Wright State University has been selected to take part in a Data Literacy Institute initiative designed to increase the use of data to boost student success and the number of graduates.
A team from Wright State will participate in the initiative along with 11 other public universities over the next two years. The Wright State team will be led by Tim Littell, associate vice provost for student success.
The institute will use a peer-learning model to provide in-person and virtual training on effective practices and tools to improve data literacy skills. The goal is to develop a data literacy program model that could be continued at participating institutions and available for adoption by other colleges and universities across the country.
About 20 participants from each campus, representing a variety of departments, will complete coursework through the institute developed by the Association of Institutional Research.
The first term will provide data literacy training to each cohort. The second term will focus on helping participants apply new data literacy skills to a unique student success challenge at their institution.
“Public universities have long recognized the immense value of using data to track and improve student success, especially for students from underserved populations,” said Peter McPherson, president of the Association of Public and Land-grant Universities (APLU). “A greater and improved use of data can make a real difference in a university’s ability to help more students succeed.”
Wright State interim Provost Douglas Leaman said it is exciting for the university to be part of the initiative.
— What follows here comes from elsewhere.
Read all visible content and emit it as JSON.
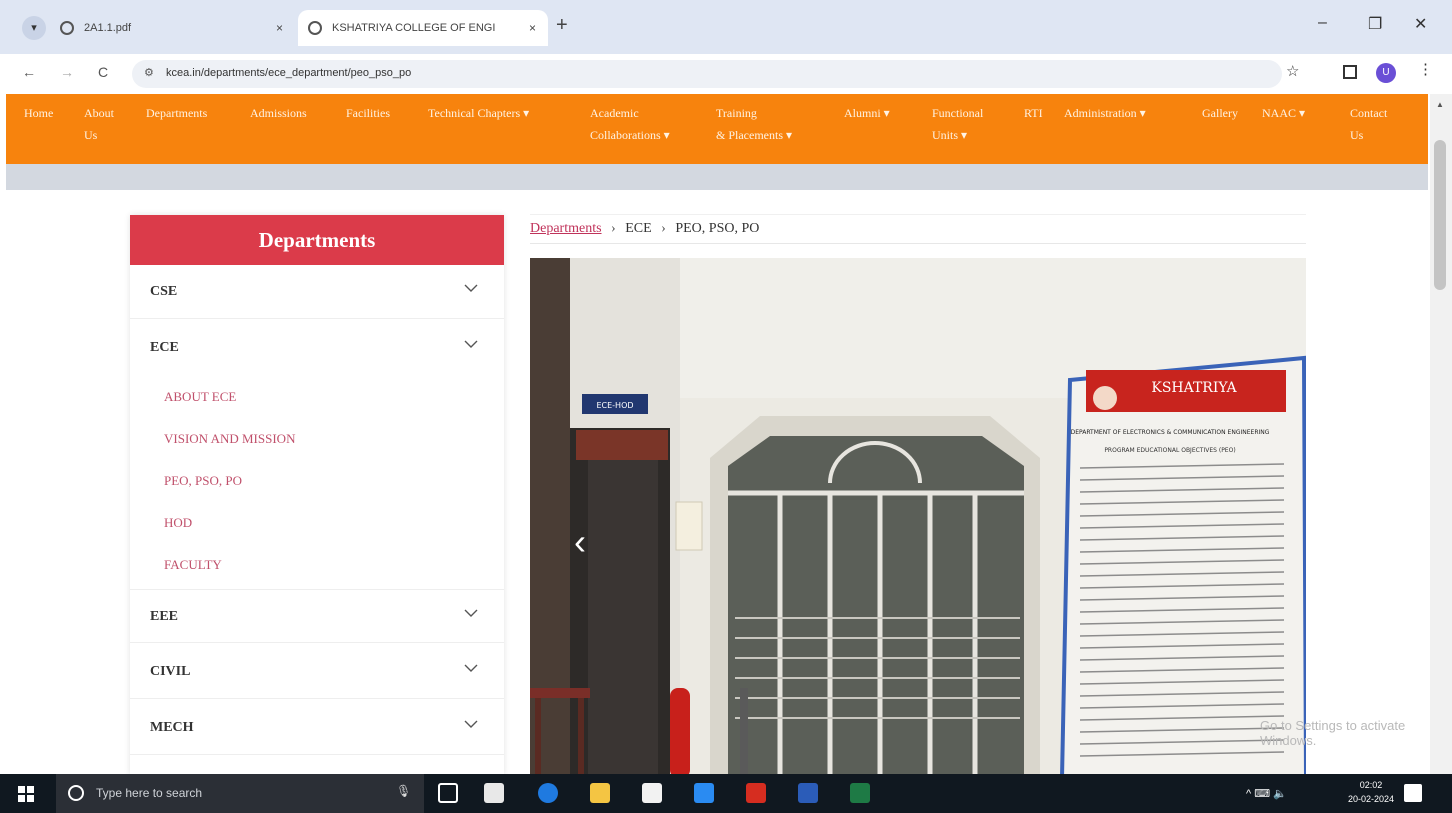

“Data play a critical role in assessing student success, but it is equally critical to understand which data are most important to informing our decisions as an institution,” said Leaman. “Collaborating with the APLU and these partner institutions will help Wright State assess more effectively how we are using data to enhance student retention and recruitment across a range of student demographics. Most importantly, this program moves beyond simply sharing information on best practices by providing training to participants across campus so that the information is shared widely to a range of constituent groups.”
Christine Keller, executive director and CEO of the Association for Institutional Research, said unlocking the potential of data to make better decisions and increase student success requires universities to invest in the knowledge and skills of faculty and staff.
“The Data Literacy Institute is an important step in recognizing the importance of institutional-wide data literacy and its role in building stronger connections among data providers and data users to close equity gaps for the benefit of students,” she said.
The other participating schools are Bowling Green State University, Central State University, Illinois State University, Kent State University, Miami University, Montclair State University, Oakland University, Towson University, University of Maine, University of Minnesota-Duluth and Western Michigan University.
~ by Jim Hannah